* DATA TO PROCESS
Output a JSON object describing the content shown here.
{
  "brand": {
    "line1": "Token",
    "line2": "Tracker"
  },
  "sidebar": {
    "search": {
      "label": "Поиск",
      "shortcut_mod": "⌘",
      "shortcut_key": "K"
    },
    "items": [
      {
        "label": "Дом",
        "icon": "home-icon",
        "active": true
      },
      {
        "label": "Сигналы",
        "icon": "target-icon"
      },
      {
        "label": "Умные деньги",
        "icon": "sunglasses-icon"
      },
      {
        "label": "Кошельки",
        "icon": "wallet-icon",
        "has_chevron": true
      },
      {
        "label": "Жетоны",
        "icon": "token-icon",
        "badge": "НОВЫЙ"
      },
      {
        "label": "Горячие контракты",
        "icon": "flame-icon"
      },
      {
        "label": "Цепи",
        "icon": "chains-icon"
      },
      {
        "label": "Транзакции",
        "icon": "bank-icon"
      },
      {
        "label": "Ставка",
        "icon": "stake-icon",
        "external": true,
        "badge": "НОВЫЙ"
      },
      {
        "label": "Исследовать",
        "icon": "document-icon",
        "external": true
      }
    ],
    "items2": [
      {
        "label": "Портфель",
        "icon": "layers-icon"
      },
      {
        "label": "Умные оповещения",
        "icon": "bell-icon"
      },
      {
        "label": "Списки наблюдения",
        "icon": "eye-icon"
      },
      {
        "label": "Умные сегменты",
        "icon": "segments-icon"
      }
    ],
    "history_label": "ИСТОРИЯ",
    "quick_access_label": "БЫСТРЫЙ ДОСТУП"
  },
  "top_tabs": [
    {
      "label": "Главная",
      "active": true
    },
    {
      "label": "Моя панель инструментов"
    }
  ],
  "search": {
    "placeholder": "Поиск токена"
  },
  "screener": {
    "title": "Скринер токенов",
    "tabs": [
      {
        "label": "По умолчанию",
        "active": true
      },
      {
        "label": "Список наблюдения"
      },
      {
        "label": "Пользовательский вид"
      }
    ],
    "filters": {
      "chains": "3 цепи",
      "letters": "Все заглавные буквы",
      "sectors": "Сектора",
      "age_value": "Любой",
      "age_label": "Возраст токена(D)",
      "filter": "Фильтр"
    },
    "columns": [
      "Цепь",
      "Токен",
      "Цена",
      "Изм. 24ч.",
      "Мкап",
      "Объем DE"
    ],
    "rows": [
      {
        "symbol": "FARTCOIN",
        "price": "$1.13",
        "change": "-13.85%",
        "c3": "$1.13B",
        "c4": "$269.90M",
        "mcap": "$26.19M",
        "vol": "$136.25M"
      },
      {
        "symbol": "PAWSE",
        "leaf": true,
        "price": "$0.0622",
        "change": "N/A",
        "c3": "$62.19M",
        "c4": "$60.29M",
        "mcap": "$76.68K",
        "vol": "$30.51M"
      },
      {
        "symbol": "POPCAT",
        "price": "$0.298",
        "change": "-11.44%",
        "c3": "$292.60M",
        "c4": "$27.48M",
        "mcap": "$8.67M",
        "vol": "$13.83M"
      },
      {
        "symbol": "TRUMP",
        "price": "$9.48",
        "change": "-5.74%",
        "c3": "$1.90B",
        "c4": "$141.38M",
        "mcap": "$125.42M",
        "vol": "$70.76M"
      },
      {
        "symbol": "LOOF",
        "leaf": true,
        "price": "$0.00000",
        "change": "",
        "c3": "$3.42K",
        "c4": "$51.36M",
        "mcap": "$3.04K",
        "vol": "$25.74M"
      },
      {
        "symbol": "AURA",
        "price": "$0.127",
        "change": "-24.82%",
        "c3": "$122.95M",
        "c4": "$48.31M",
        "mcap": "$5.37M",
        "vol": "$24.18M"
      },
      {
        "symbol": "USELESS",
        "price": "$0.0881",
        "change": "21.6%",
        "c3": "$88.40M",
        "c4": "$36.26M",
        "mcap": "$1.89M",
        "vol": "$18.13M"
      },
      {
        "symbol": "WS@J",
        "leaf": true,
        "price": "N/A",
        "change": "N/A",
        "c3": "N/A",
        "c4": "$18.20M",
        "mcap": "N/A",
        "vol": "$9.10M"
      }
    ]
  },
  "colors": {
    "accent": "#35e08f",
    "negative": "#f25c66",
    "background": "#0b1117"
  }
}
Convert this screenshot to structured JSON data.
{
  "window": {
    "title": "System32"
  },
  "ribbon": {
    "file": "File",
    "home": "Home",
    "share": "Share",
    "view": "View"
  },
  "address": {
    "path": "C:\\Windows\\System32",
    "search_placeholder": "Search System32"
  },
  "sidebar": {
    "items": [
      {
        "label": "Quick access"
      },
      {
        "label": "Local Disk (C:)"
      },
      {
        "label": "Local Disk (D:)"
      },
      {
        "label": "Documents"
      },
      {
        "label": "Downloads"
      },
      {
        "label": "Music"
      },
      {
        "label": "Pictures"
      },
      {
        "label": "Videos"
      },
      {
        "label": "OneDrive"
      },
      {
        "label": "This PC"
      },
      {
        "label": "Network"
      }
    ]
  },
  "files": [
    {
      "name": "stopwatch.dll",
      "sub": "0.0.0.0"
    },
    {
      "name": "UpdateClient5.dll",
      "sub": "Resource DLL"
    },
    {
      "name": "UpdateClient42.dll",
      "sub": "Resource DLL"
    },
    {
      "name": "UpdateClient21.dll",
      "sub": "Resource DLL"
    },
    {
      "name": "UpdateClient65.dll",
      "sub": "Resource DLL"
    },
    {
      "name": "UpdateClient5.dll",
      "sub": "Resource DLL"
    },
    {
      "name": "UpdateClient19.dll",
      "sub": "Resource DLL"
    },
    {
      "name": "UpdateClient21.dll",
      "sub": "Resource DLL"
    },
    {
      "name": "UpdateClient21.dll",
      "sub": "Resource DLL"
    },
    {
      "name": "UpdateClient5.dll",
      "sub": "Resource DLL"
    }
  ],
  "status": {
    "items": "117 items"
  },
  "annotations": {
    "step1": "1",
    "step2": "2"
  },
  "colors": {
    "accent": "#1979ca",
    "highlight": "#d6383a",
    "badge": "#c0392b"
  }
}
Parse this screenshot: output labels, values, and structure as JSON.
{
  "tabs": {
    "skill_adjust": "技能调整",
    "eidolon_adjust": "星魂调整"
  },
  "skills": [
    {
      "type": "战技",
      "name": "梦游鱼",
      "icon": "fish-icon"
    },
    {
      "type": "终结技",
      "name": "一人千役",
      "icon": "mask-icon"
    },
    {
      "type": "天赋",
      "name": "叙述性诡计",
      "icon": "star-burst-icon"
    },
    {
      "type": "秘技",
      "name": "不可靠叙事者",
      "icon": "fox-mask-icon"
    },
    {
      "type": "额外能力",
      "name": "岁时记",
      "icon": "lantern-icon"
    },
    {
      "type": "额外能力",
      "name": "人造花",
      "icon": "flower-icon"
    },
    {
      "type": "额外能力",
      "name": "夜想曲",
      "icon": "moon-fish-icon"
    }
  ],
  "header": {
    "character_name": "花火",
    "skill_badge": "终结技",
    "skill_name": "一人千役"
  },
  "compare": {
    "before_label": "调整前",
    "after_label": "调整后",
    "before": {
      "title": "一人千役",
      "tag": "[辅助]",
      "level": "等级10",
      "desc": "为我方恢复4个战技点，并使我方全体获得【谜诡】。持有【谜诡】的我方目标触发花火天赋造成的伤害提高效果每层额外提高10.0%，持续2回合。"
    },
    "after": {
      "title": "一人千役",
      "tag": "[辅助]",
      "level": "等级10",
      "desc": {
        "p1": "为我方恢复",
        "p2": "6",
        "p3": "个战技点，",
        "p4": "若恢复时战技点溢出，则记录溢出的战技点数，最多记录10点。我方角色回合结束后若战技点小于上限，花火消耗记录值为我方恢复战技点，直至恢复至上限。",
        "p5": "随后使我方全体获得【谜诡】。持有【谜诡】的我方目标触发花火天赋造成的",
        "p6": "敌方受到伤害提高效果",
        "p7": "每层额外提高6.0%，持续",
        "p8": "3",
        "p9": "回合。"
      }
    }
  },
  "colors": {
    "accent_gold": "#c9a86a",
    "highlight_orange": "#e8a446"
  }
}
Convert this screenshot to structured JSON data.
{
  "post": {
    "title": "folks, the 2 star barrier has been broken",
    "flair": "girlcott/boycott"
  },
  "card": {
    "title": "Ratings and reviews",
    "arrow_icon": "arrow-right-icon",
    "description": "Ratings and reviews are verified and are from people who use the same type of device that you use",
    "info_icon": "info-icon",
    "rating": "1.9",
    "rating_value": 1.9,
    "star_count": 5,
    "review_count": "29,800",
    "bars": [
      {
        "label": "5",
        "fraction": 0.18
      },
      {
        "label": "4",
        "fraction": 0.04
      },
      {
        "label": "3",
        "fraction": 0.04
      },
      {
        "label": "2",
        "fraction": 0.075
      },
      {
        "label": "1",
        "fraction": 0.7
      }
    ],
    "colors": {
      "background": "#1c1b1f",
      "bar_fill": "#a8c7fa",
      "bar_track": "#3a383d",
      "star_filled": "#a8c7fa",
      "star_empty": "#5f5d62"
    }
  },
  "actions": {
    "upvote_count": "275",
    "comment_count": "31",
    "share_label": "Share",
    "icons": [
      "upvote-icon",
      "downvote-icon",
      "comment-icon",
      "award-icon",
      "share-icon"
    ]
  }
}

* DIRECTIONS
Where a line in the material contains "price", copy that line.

* FINISHED EXERCISE
        "price": "$1.13",
        "price": "$0.0622",
        "price": "$0.298",
        "price": "$9.48",
        "price": "$0.00000",
        "price": "$0.127",
        "price": "$0.0881",
        "price": "N/A",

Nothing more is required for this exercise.